Dataset rows for apps and sites
= = = =

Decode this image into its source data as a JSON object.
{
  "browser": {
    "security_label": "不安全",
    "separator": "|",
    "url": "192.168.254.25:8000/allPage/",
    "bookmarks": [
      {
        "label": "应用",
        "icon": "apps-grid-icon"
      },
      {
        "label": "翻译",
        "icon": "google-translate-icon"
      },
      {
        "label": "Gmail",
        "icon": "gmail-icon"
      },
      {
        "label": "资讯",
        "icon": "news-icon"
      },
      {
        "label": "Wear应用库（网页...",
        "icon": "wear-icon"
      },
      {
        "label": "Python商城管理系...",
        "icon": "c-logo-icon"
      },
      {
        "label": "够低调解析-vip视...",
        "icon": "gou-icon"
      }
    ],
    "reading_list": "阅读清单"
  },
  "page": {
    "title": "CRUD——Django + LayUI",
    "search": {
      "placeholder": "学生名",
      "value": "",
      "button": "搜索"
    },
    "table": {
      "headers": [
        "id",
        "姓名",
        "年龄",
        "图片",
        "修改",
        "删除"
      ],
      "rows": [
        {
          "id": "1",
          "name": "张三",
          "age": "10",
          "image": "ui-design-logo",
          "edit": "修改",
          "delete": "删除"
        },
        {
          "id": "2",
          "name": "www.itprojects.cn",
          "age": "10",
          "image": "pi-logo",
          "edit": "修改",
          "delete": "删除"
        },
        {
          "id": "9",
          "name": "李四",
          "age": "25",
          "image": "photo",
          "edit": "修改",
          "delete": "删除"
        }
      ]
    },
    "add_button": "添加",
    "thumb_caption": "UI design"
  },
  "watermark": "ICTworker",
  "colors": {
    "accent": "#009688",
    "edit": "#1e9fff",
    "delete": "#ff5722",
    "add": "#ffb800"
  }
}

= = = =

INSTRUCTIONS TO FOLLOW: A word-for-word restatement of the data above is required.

RESPONSE TO THE TASK:
Decode this image into its source data as a JSON object.
{
  "browser": {
    "security_label": "不安全",
    "separator": "|",
    "url": "192.168.254.25:8000/allPage/",
    "bookmarks": [
      {
        "label": "应用",
        "icon": "apps-grid-icon"
      },
      {
        "label": "翻译",
        "icon": "google-translate-icon"
      },
      {
        "label": "Gmail",
        "icon": "gmail-icon"
      },
      {
        "label": "资讯",
        "icon": "news-icon"
      },
      {
        "label": "Wear应用库（网页...",
        "icon": "wear-icon"
      },
      {
        "label": "Python商城管理系...",
        "icon": "c-logo-icon"
      },
      {
        "label": "够低调解析-vip视...",
        "icon": "gou-icon"
      }
    ],
    "reading_list": "阅读清单"
  },
  "page": {
    "title": "CRUD——Django + LayUI",
    "search": {
      "placeholder": "学生名",
      "value": "",
      "button": "搜索"
    },
    "table": {
      "headers": [
        "id",
        "姓名",
        "年龄",
        "图片",
        "修改",
        "删除"
      ],
      "rows": [
        {
          "id": "1",
          "name": "张三",
          "age": "10",
          "image": "ui-design-logo",
          "edit": "修改",
          "delete": "删除"
        },
        {
          "id": "2",
          "name": "www.itprojects.cn",
          "age": "10",
          "image": "pi-logo",
          "edit": "修改",
          "delete": "删除"
        },
        {
          "id": "9",
          "name": "李四",
          "age": "25",
          "image": "photo",
          "edit": "修改",
          "delete": "删除"
        }
      ]
    },
    "add_button": "添加",
    "thumb_caption": "UI design"
  },
  "watermark": "ICTworker",
  "colors": {
    "accent": "#009688",
    "edit": "#1e9fff",
    "delete": "#ff5722",
    "add": "#ffb800"
  }
}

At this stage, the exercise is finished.